Segment Open

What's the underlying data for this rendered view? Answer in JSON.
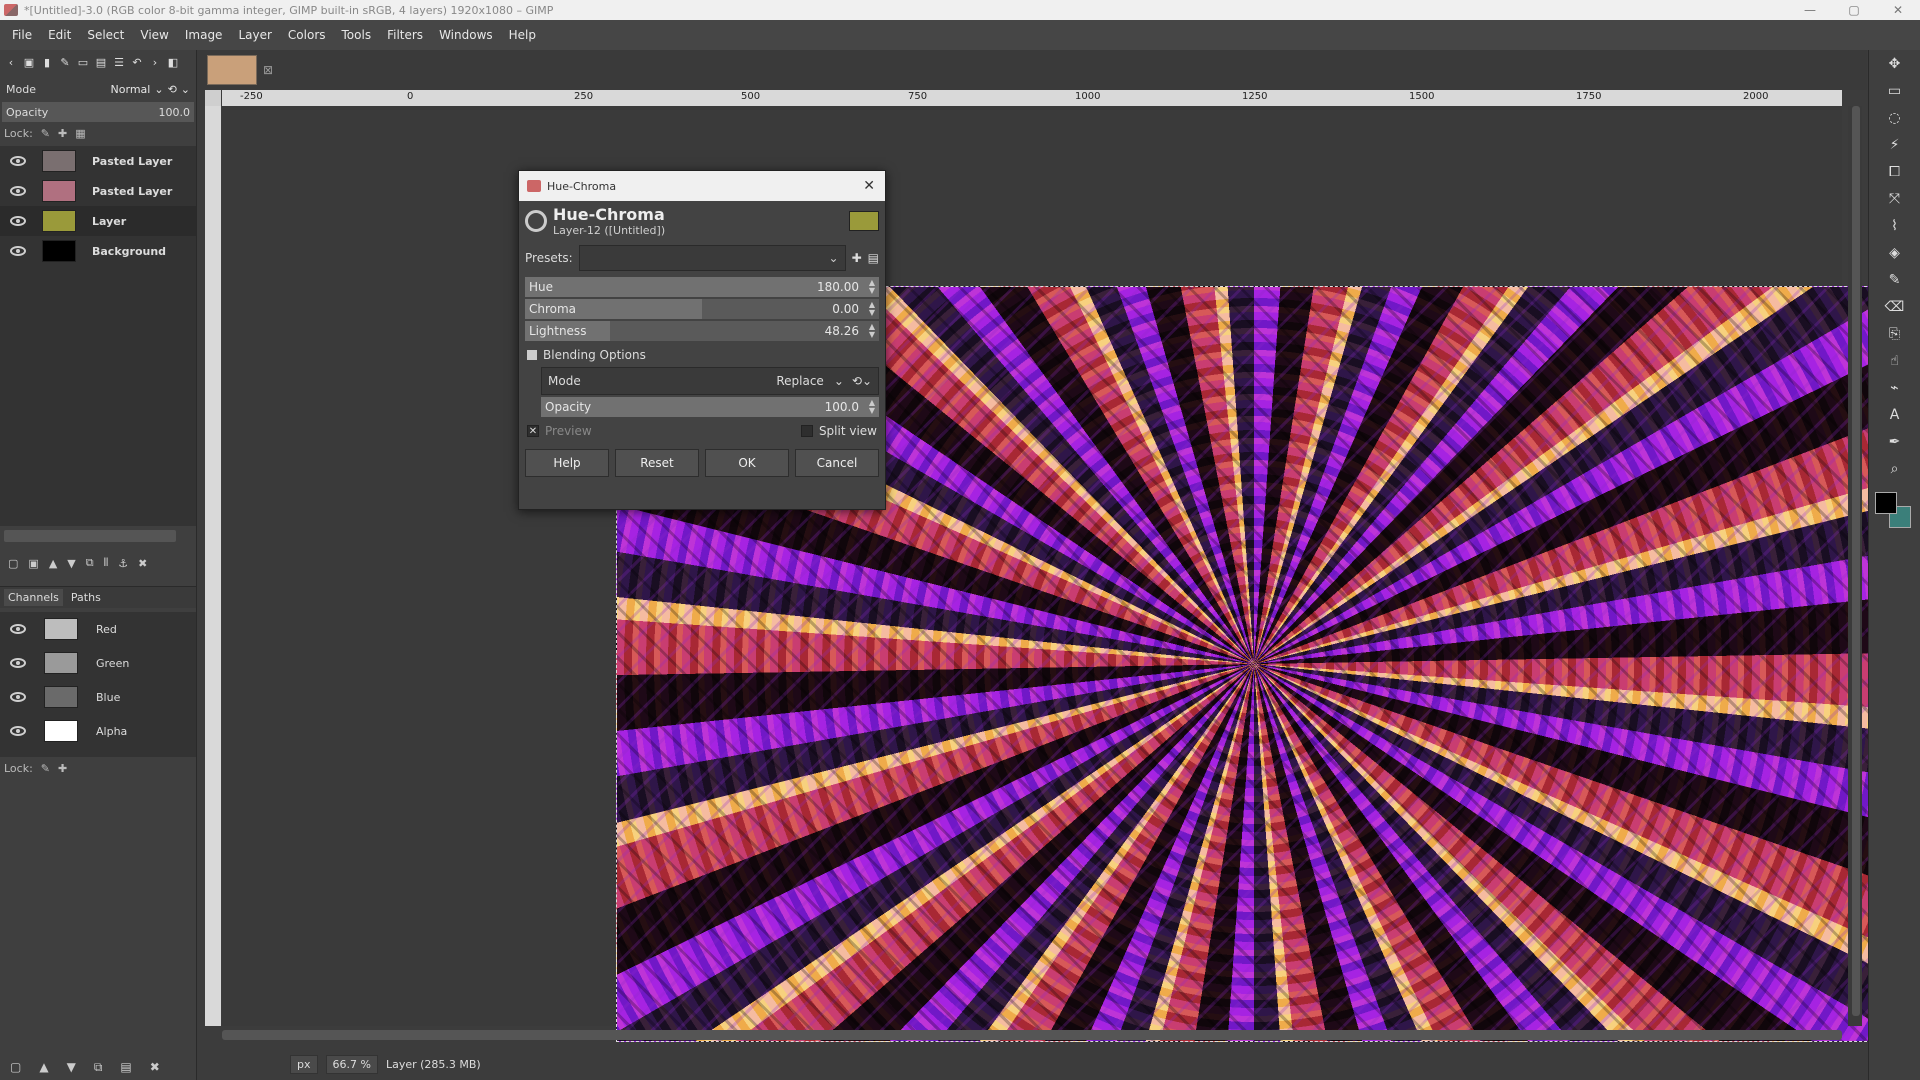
{
  "window": {
    "title": "*[Untitled]-3.0 (RGB color 8-bit gamma integer, GIMP built-in sRGB, 4 layers) 1920x1080 – GIMP",
    "controls": [
      "—",
      "▢",
      "✕"
    ]
  },
  "menu": [
    "File",
    "Edit",
    "Select",
    "View",
    "Image",
    "Layer",
    "Colors",
    "Tools",
    "Filters",
    "Windows",
    "Help"
  ],
  "layers_panel": {
    "mode_label": "Mode",
    "mode_value": "Normal",
    "opacity_label": "Opacity",
    "opacity_value": "100.0",
    "lock_label": "Lock:",
    "layers": [
      {
        "name": "Pasted Layer",
        "thumb": "#7a6f70"
      },
      {
        "name": "Pasted Layer",
        "thumb": "#b07080"
      },
      {
        "name": "Layer",
        "thumb": "#9a9a3a"
      },
      {
        "name": "Background",
        "thumb": "#000000"
      }
    ]
  },
  "channels_panel": {
    "tabs": [
      "Channels",
      "Paths"
    ],
    "channels": [
      {
        "name": "Red",
        "thumb": "#bdbdbd"
      },
      {
        "name": "Green",
        "thumb": "#9a9a9a"
      },
      {
        "name": "Blue",
        "thumb": "#6a6a6a"
      },
      {
        "name": "Alpha",
        "thumb": "#ffffff"
      }
    ],
    "lock_label": "Lock:"
  },
  "ruler": {
    "ticks": [
      "-250",
      "0",
      "250",
      "500",
      "750",
      "1000",
      "1250",
      "1500",
      "1750",
      "2000"
    ]
  },
  "statusbar": {
    "unit": "px",
    "zoom": "66.7 %",
    "info": "Layer (285.3 MB)"
  },
  "dialog": {
    "window_title": "Hue-Chroma",
    "heading": "Hue-Chroma",
    "subheading": "Layer-12 ([Untitled])",
    "presets_label": "Presets:",
    "sliders": [
      {
        "label": "Hue",
        "value": "180.00",
        "fill_percent": 100
      },
      {
        "label": "Chroma",
        "value": "0.00",
        "fill_percent": 50
      },
      {
        "label": "Lightness",
        "value": "48.26",
        "fill_percent": 24
      }
    ],
    "blending_label": "Blending Options",
    "mode_label": "Mode",
    "mode_value": "Replace",
    "opacity_label": "Opacity",
    "opacity_value": "100.0",
    "preview_label": "Preview",
    "split_label": "Split view",
    "buttons": [
      "Help",
      "Reset",
      "OK",
      "Cancel"
    ]
  },
  "colors": {
    "foreground": "#000000",
    "background": "#3b7f7a"
  }
}
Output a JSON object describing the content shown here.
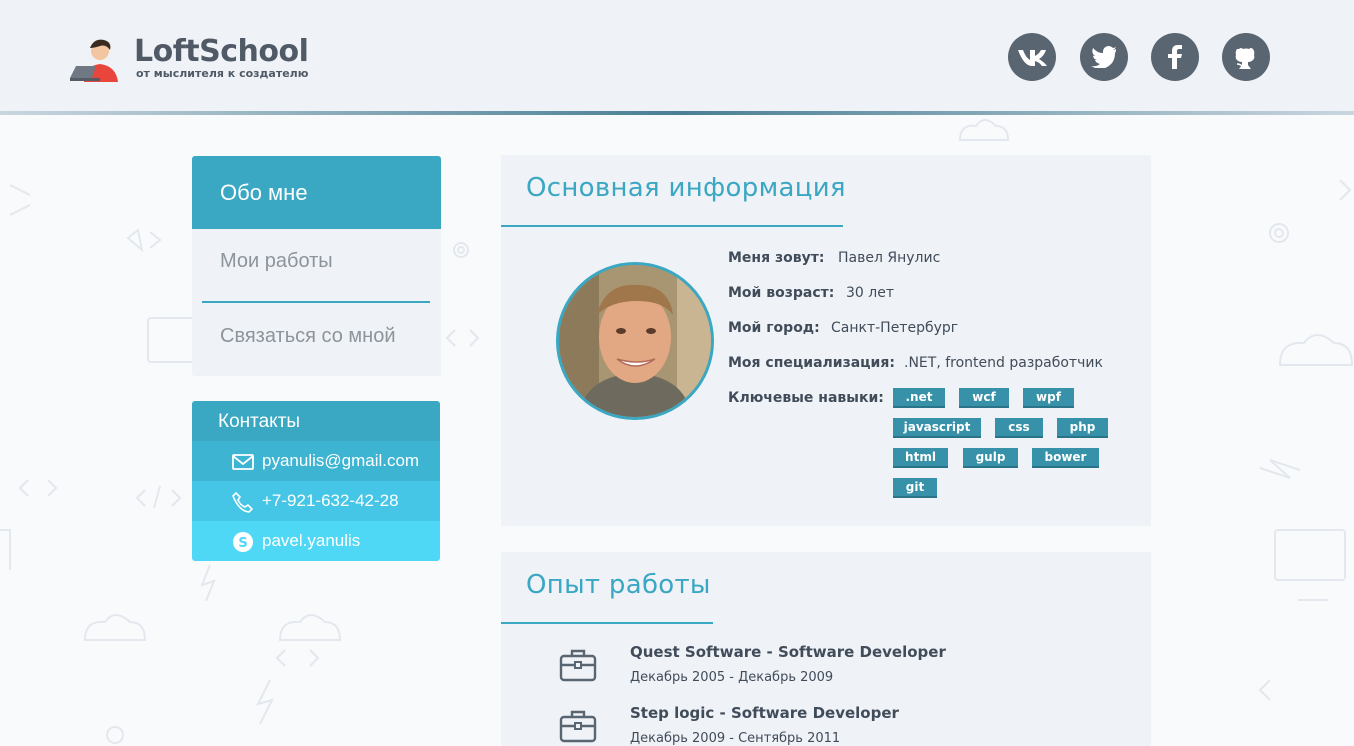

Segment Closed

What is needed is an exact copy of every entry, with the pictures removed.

What's the underlying data for this rendered view? Answer in JSON.
{
  "window": {
    "title": "*[Untitled]-3.0 (RGB color 8-bit gamma integer, GIMP built-in sRGB, 4 layers) 1920x1080 – GIMP",
    "controls": [
      "—",
      "▢",
      "✕"
    ]
  },
  "menu": [
    "File",
    "Edit",
    "Select",
    "View",
    "Image",
    "Layer",
    "Colors",
    "Tools",
    "Filters",
    "Windows",
    "Help"
  ],
  "layers_panel": {
    "mode_label": "Mode",
    "mode_value": "Normal",
    "opacity_label": "Opacity",
    "opacity_value": "100.0",
    "lock_label": "Lock:",
    "layers": [
      {
        "name": "Pasted Layer",
        "thumb": "#7a6f70"
      },
      {
        "name": "Pasted Layer",
        "thumb": "#b07080"
      },
      {
        "name": "Layer",
        "thumb": "#9a9a3a"
      },
      {
        "name": "Background",
        "thumb": "#000000"
      }
    ]
  },
  "channels_panel": {
    "tabs": [
      "Channels",
      "Paths"
    ],
    "channels": [
      {
        "name": "Red",
        "thumb": "#bdbdbd"
      },
      {
        "name": "Green",
        "thumb": "#9a9a9a"
      },
      {
        "name": "Blue",
        "thumb": "#6a6a6a"
      },
      {
        "name": "Alpha",
        "thumb": "#ffffff"
      }
    ],
    "lock_label": "Lock:"
  },
  "ruler": {
    "ticks": [
      "-250",
      "0",
      "250",
      "500",
      "750",
      "1000",
      "1250",
      "1500",
      "1750",
      "2000"
    ]
  },
  "statusbar": {
    "unit": "px",
    "zoom": "66.7 %",
    "info": "Layer (285.3 MB)"
  },
  "dialog": {
    "window_title": "Hue-Chroma",
    "heading": "Hue-Chroma",
    "subheading": "Layer-12 ([Untitled])",
    "presets_label": "Presets:",
    "sliders": [
      {
        "label": "Hue",
        "value": "180.00",
        "fill_percent": 100
      },
      {
        "label": "Chroma",
        "value": "0.00",
        "fill_percent": 50
      },
      {
        "label": "Lightness",
        "value": "48.26",
        "fill_percent": 24
      }
    ],
    "blending_label": "Blending Options",
    "mode_label": "Mode",
    "mode_value": "Replace",
    "opacity_label": "Opacity",
    "opacity_value": "100.0",
    "preview_label": "Preview",
    "split_label": "Split view",
    "buttons": [
      "Help",
      "Reset",
      "OK",
      "Cancel"
    ]
  },
  "colors": {
    "foreground": "#000000",
    "background": "#3b7f7a"
  }
}
Output a JSON object describing the content shown here.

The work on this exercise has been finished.